Most of the coastline is low, with creeks, lagoons, and swamps, although near Mount Cameroon, an active volcano, there are steep cliffs. The coastal plain is hot and very wet and covered with thick rainforest. Inland the ground rises to the plateau that makes up most of the country.
Crude oil is the largest export, followed by cocoa and coffee. Mineral deposits include oil and natural gas, gold, uranium, bauxite, nickel, and cobalt. Industries include aluminium smelting (from imported bauxite and alumina), food-processing, and brewing.
The Portuguese and other Europeans who explored Cameroon in the 15th and 16th centuries found that it was mainly uninhabited, but it was believed to be the original home of the Bantu peoples. About 1810 King Mbwé-Mbwé walled his capital, Fomban, against the Fulani empire of Sokoto. Other peoples set up small kingdoms. Germans began trading c.1860, and signed protectorate treaties in 1884. The German Protectorate of Kamerun was confirmed by the Franco-German Treaty of 1911, but in 1916 Anglo-French forces occupied it. From 1919 it was administered under League of Nations (later UN) trusteeship, having been divided into British and French mandates. In 1960 the French Cameroons became an independent republic, to be joined in 1961 by part of the British Cameroons, the remainder becoming part of Nigeria. The French and British territories in 1972 merged as the United Republic of Cameroon, later renamed the Republic of Cameroon. It was from 1972 a one-party republic ruled by the Cameroon People's Democratic Movement, from 1982 under President Paul Biya. Legislation providing for multiparty government was adopted in 1990 and, following strikes, demonstrations, and unrest through 1991, President Biya finally held elections in 1992. His party failed to win an overall majority and a coalition government was formed. Biya was re-elected in presidential elections (also held in 1992) but the result was rejected by opponents, who alleged that fraud had taken place. He was again re-elected in 1997 – when the opposition boycotted the poll – and 2004. Cameroon joined the Commonwealth of Nations in 1995.
475,458 sq km (179,714 sq miles)
1 CFA franc = 100 centimes
Roman Catholic 26.4%; traditional religions 23.7%; Muslim 21.2%; Protestant 20.7%
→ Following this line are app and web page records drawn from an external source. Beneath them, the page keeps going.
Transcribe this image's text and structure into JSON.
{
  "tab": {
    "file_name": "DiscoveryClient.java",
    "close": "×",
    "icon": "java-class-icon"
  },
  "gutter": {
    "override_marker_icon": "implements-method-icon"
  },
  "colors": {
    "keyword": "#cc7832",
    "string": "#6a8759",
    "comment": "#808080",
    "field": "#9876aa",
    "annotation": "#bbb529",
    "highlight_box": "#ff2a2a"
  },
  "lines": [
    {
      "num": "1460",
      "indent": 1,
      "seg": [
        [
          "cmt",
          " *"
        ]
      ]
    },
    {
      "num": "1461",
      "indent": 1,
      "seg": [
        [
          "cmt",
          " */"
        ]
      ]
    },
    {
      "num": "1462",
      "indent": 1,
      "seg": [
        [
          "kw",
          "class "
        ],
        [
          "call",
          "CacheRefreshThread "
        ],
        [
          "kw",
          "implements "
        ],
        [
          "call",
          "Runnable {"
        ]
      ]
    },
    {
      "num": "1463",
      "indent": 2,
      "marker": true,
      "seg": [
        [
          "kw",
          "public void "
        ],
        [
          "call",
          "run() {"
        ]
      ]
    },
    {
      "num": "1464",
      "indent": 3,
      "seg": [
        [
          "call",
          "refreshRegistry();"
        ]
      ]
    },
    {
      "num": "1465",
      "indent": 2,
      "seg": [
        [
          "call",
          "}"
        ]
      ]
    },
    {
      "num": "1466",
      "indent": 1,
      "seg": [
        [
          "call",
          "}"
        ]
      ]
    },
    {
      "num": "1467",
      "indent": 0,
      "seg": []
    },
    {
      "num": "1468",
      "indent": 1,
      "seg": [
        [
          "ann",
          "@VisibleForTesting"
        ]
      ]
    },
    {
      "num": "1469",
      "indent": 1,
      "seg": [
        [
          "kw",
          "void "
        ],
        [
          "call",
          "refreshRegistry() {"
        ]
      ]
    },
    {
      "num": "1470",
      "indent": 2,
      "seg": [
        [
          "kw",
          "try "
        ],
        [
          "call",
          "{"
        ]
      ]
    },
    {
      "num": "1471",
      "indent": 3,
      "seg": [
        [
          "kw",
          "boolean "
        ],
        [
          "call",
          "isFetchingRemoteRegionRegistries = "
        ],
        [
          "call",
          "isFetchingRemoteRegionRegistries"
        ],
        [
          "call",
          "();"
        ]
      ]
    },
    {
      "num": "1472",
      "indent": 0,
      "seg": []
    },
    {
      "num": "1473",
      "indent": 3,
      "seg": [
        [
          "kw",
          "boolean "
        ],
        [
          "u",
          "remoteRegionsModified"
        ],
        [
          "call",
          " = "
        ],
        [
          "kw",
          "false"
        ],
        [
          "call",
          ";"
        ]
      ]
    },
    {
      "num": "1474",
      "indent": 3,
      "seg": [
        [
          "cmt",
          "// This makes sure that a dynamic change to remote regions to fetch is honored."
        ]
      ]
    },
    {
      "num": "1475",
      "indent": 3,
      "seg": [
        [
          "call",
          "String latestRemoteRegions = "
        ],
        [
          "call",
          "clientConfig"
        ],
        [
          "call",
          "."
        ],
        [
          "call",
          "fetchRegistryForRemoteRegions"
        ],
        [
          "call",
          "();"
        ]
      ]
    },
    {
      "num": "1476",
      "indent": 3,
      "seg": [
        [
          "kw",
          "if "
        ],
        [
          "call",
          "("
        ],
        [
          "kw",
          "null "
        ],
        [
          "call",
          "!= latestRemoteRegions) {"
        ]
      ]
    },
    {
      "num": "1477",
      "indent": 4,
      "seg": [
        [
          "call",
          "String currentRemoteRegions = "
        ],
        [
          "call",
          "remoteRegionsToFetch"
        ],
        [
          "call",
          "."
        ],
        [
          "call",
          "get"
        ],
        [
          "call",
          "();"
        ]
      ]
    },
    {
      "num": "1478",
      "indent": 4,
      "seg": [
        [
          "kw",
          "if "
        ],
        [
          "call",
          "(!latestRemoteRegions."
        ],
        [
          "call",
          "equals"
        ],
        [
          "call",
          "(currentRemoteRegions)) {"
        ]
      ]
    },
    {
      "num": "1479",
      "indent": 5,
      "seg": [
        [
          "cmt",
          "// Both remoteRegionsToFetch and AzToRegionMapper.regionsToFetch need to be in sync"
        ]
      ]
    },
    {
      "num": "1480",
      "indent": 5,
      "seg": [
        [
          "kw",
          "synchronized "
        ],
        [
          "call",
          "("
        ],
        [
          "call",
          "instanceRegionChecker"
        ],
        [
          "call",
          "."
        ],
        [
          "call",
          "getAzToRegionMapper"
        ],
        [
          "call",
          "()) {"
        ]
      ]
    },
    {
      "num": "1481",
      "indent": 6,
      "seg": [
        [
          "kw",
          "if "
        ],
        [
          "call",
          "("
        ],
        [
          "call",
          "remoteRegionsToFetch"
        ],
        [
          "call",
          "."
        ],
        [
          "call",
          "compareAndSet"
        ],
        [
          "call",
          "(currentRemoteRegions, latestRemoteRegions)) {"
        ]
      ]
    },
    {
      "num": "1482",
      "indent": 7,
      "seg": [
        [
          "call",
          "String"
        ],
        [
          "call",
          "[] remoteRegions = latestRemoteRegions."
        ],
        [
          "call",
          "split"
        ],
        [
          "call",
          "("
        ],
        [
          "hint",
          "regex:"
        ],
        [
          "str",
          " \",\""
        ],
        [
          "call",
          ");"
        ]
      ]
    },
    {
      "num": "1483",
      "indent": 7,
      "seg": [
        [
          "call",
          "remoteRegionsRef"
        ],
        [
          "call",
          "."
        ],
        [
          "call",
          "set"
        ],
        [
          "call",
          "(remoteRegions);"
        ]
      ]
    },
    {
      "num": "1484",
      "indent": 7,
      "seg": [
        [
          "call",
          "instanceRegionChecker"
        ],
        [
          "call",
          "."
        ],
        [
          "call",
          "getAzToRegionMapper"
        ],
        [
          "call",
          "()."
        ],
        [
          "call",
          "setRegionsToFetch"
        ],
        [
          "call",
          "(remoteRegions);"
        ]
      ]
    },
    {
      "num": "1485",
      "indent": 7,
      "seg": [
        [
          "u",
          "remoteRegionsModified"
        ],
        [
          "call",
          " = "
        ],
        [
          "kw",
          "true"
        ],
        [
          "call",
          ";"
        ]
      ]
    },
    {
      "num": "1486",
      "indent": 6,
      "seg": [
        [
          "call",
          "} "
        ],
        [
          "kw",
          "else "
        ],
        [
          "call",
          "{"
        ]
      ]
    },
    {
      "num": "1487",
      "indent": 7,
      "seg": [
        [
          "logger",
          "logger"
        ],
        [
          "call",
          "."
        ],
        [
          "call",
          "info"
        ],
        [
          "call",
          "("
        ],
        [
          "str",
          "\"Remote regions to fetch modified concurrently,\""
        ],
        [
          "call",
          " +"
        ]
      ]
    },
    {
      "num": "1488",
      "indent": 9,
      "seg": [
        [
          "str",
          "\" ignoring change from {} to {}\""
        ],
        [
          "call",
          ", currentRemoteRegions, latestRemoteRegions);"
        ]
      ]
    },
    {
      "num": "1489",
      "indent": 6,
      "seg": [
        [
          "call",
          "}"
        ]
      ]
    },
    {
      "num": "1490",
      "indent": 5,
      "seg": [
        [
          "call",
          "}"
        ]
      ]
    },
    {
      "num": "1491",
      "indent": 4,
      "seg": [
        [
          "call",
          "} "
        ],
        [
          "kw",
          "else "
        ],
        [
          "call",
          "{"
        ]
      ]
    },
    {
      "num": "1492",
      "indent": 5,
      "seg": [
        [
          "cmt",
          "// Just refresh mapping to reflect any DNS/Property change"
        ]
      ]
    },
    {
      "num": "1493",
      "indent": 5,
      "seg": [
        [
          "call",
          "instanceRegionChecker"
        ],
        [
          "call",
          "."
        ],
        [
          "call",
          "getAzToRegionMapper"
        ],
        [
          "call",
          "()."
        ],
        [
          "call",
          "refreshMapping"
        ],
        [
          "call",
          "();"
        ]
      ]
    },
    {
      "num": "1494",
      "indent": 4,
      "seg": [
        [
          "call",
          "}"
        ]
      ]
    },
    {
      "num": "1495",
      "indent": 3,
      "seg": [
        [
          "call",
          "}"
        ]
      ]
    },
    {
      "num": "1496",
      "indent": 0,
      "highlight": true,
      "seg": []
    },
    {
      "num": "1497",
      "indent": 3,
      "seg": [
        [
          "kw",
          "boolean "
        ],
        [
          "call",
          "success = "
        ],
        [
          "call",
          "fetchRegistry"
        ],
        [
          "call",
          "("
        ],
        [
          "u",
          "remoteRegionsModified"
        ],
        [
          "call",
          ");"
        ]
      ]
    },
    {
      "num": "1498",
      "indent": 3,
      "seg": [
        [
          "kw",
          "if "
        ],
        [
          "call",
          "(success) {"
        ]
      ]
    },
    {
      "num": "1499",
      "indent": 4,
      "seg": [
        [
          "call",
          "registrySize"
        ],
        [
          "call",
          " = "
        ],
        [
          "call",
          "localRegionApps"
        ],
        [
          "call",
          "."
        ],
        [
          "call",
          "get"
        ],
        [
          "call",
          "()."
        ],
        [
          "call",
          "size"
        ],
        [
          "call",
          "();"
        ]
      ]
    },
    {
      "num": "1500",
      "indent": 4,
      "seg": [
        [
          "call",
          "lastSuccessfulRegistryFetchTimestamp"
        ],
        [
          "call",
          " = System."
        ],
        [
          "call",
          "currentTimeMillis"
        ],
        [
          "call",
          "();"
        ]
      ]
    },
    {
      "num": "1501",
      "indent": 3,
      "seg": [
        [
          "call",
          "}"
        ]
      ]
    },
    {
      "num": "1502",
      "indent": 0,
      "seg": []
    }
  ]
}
Bamileke 27.0%; Beti-Pahonin 18.0%; Kirdi 15.0%; Fulani 9.5%; Bassa Bakoko 8.0%; Baya Mbum 6.0%
French, English (both official); Bati-Pahonin, Bamileke, and almost one hundred other languages and dialects
UN; AU; Commonwealth; Non-Aligned Movement; Franc Zone; WTO
Subjects: History — African Studies.